If your pre-calculus teacher asks you to estimate the limit of a function analytically, you can simply set up a chart and put the number that *x* is approaching smack dab in the middle of it. Then, coming in from the left in the same row, systematically choose numbers that get closer to the number. Do the same thing coming in from the right. In the next row, you compute the corresponding *y* values.

Solving analytically is the long way of estimating a limit, but sometimes you'll come across a function (or teacher) that requires this technique, so it's good for you to know. When you can't find the limit algebraically, you're stuck with this method. In typical mathematical style, instructors always teach you the long way before showing you a shortcut.

For example, this function is undefined at *x* = 4 because that value makes the denominator 0:
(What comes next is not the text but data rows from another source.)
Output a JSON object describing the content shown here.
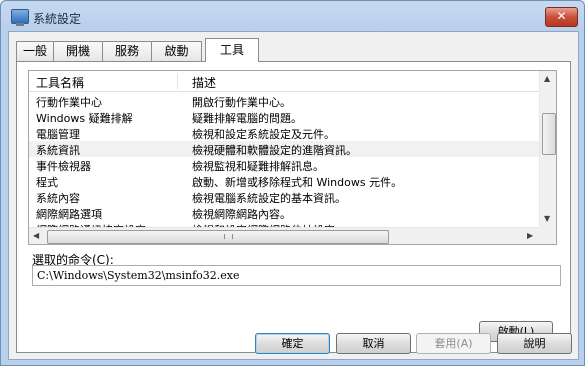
{
  "window": {
    "title": "系統設定",
    "close_glyph": "✕"
  },
  "tabs": [
    {
      "label": "一般",
      "active": false
    },
    {
      "label": "開機",
      "active": false
    },
    {
      "label": "服務",
      "active": false
    },
    {
      "label": "啟動",
      "active": false
    },
    {
      "label": "工具",
      "active": true
    }
  ],
  "tools_list": {
    "columns": [
      "工具名稱",
      "描述"
    ],
    "selected_index": 3,
    "rows": [
      {
        "name": "行動作業中心",
        "description": "開啟行動作業中心。"
      },
      {
        "name": "Windows 疑難排解",
        "description": "疑難排解電腦的問題。"
      },
      {
        "name": "電腦管理",
        "description": "檢視和設定系統設定及元件。"
      },
      {
        "name": "系統資訊",
        "description": "檢視硬體和軟體設定的進階資訊。"
      },
      {
        "name": "事件檢視器",
        "description": "檢視監視和疑難排解訊息。"
      },
      {
        "name": "程式",
        "description": "啟動、新增或移除程式和 Windows 元件。"
      },
      {
        "name": "系統內容",
        "description": "檢視電腦系統設定的基本資訊。"
      },
      {
        "name": "網際網路選項",
        "description": "檢視網際網路內容。"
      },
      {
        "name": "網際網路通訊協定設定",
        "description": "檢視和設定網際網路位址設定。"
      }
    ]
  },
  "command": {
    "label": "選取的命令(C):",
    "value": "C:\\Windows\\System32\\msinfo32.exe"
  },
  "buttons": {
    "launch": "啟動(L)",
    "ok": "確定",
    "cancel": "取消",
    "apply": "套用(A)",
    "help": "說明"
  }
}
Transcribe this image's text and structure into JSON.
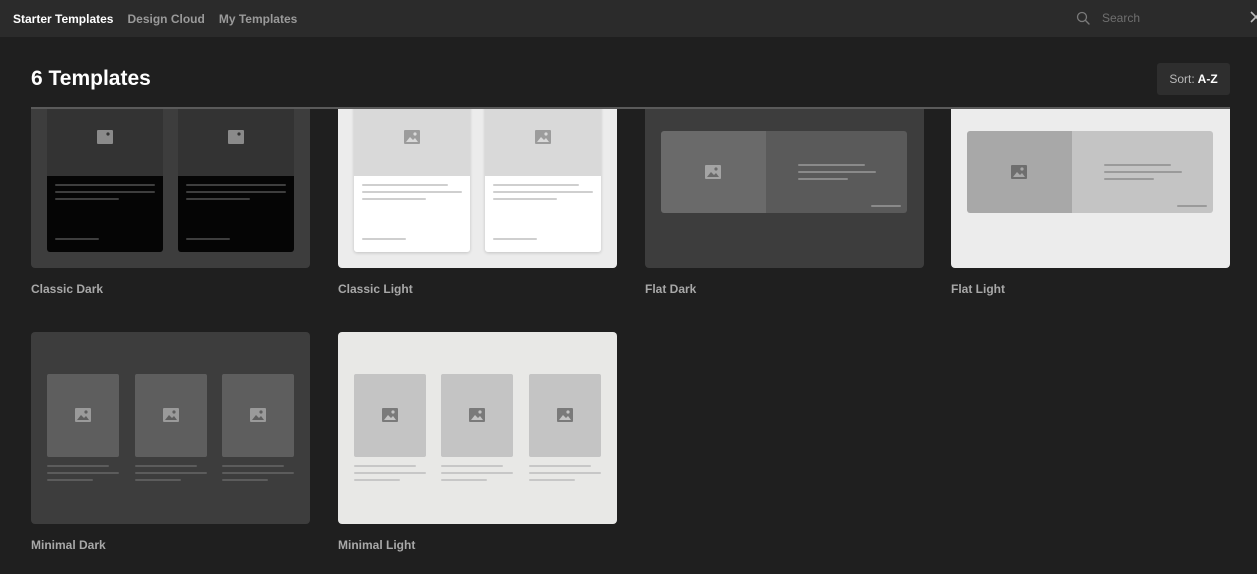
{
  "topbar": {
    "tabs": [
      {
        "label": "Starter Templates",
        "active": true
      },
      {
        "label": "Design Cloud",
        "active": false
      },
      {
        "label": "My Templates",
        "active": false
      }
    ],
    "search": {
      "placeholder": "Search",
      "value": ""
    },
    "search_icon": "search-icon",
    "close_icon": "close-icon"
  },
  "header": {
    "title": "6 Templates",
    "sort": {
      "label": "Sort:",
      "value": "A-Z"
    }
  },
  "templates": [
    {
      "label": "Classic Dark",
      "style": "classic",
      "theme": "dark"
    },
    {
      "label": "Classic Light",
      "style": "classic",
      "theme": "light"
    },
    {
      "label": "Flat Dark",
      "style": "flat",
      "theme": "dark"
    },
    {
      "label": "Flat Light",
      "style": "flat",
      "theme": "light"
    },
    {
      "label": "Minimal Dark",
      "style": "minimal",
      "theme": "dark"
    },
    {
      "label": "Minimal Light",
      "style": "minimal",
      "theme": "light"
    }
  ],
  "colors": {
    "background": "#1f1f1f",
    "topbar": "#2b2b2b",
    "active_tab": "#ffffff",
    "inactive_tab": "#9a9a9a",
    "card_dark": "#3d3d3d",
    "card_light": "#ececec"
  }
}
But you can estimate the limit of the function as *x* approaches 4 by using a chart. This table shows how to set it up.

The values that you pick for *x* are completely arbitrary — they can be anything you want. Just make sure they get closer and closer to the value at which you are taking the limit from both directions. The closer you get to the actual *x* value, though, the closer your limit is as well. If you look at the *y* values in the chart, you'll notice that they appear to be getting closer and closer to 2 from both sides; so 2 is the estimated limit of the function as *x* approaches 4, determined analytically.

You can easily make this chart with a calculator and its table feature. Look in the manual for your particular calculator to discover how. Often you just need to input the function's equation into "*y *=" and find a button that says "table." Handy!